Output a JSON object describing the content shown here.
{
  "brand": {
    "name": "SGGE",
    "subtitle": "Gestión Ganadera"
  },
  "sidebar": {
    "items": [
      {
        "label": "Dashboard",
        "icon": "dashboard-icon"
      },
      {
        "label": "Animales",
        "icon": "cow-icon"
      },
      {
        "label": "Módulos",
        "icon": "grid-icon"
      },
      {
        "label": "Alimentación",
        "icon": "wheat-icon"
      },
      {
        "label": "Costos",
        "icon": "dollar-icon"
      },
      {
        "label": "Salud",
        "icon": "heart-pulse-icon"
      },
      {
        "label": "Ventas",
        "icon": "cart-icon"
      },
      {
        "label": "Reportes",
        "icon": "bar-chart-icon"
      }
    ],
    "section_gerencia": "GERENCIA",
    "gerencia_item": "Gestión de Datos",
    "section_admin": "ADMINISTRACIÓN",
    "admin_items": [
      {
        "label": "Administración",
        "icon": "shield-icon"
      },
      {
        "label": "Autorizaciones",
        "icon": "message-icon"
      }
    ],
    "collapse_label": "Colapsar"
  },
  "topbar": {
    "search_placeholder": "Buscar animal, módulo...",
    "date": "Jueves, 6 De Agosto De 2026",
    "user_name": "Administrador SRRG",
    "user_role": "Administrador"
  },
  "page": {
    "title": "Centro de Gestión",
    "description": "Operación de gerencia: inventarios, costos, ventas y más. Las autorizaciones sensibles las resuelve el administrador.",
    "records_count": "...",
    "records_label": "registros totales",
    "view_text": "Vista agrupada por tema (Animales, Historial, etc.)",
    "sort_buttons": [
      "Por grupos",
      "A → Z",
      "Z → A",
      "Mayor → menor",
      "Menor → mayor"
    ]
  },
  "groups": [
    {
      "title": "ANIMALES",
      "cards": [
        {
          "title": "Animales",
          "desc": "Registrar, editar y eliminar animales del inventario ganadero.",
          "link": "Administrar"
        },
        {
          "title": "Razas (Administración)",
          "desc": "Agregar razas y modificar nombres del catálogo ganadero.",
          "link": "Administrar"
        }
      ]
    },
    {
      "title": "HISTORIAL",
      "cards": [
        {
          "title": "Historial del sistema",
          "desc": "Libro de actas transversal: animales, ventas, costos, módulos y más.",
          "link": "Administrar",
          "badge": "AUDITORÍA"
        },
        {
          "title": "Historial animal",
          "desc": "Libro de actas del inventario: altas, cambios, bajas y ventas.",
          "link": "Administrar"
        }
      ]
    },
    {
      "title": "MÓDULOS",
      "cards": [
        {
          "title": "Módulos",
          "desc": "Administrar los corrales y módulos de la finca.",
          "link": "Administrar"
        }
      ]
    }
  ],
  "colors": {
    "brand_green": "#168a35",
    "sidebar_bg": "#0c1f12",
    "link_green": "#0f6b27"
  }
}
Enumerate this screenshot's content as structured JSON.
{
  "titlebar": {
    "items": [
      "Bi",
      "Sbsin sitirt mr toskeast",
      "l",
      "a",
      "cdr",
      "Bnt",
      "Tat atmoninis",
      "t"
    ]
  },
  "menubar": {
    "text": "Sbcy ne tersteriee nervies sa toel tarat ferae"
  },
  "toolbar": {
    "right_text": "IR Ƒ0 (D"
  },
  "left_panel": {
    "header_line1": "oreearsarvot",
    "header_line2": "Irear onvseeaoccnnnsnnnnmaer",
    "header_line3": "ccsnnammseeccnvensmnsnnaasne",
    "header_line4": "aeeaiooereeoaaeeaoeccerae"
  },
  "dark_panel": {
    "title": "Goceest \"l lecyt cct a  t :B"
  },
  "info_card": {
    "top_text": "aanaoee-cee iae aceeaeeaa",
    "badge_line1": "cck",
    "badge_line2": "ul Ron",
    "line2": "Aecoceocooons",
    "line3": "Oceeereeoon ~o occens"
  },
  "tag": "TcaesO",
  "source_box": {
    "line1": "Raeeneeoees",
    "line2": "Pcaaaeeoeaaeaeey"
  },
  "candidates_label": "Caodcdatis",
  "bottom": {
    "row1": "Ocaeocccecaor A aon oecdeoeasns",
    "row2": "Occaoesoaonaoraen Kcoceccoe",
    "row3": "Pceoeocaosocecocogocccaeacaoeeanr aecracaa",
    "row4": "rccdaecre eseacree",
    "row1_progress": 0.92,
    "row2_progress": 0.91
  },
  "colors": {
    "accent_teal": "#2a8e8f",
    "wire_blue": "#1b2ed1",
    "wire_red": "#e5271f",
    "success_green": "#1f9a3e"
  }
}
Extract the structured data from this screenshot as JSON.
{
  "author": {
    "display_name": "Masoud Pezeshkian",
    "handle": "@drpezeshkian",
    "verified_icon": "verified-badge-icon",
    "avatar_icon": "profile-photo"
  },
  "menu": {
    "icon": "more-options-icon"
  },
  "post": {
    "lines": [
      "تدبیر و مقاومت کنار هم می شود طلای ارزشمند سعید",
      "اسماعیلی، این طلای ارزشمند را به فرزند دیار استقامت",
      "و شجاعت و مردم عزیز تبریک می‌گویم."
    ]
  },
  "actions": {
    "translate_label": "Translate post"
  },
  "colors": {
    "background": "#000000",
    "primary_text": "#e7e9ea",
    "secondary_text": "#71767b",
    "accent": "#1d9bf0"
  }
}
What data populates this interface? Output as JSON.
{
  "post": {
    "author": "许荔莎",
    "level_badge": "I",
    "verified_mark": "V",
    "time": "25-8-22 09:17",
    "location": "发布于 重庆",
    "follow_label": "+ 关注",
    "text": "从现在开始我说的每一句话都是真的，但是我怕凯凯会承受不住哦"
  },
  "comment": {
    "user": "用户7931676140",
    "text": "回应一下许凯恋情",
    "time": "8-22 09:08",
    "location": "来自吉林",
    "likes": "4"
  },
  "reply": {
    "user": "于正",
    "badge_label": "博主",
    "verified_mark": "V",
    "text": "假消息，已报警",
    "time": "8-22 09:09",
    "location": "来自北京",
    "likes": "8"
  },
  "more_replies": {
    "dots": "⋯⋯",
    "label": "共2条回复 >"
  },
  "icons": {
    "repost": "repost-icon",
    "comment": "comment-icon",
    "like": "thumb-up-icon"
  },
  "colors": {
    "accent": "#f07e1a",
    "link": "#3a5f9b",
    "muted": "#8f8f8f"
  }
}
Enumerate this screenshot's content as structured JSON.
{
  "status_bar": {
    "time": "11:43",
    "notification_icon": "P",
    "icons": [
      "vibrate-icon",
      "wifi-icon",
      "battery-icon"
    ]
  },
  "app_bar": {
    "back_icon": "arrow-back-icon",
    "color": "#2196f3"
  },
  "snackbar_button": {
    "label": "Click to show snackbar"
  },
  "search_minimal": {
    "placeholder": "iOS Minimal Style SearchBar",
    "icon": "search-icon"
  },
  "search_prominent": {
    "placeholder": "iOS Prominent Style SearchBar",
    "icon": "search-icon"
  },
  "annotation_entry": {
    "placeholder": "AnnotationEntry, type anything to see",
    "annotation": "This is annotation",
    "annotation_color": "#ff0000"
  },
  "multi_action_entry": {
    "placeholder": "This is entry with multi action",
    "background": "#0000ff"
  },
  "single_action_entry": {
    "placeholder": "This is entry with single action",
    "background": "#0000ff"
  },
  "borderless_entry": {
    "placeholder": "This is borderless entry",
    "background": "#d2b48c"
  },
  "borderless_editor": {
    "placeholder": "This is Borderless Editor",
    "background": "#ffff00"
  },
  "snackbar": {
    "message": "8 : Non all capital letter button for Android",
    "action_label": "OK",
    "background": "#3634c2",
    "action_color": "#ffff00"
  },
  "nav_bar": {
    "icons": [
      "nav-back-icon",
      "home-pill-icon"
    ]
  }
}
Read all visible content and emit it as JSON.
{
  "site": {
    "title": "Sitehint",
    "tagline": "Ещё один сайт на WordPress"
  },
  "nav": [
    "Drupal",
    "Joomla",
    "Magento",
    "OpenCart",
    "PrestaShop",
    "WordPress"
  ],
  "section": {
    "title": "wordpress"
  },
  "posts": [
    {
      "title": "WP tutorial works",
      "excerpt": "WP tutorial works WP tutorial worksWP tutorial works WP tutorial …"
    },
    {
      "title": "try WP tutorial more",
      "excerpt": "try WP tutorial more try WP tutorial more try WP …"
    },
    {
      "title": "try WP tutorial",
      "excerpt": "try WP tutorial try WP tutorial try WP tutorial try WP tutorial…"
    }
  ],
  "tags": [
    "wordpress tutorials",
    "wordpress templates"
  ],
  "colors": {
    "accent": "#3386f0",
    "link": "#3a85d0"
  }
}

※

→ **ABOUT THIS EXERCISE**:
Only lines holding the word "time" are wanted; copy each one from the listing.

→ **SOLUTION TO THIS EXERCISE**:
    "time": "25-8-22 09:17",
    "time": "8-22 09:08",
    "time": "8-22 09:09",
    "time": "11:43",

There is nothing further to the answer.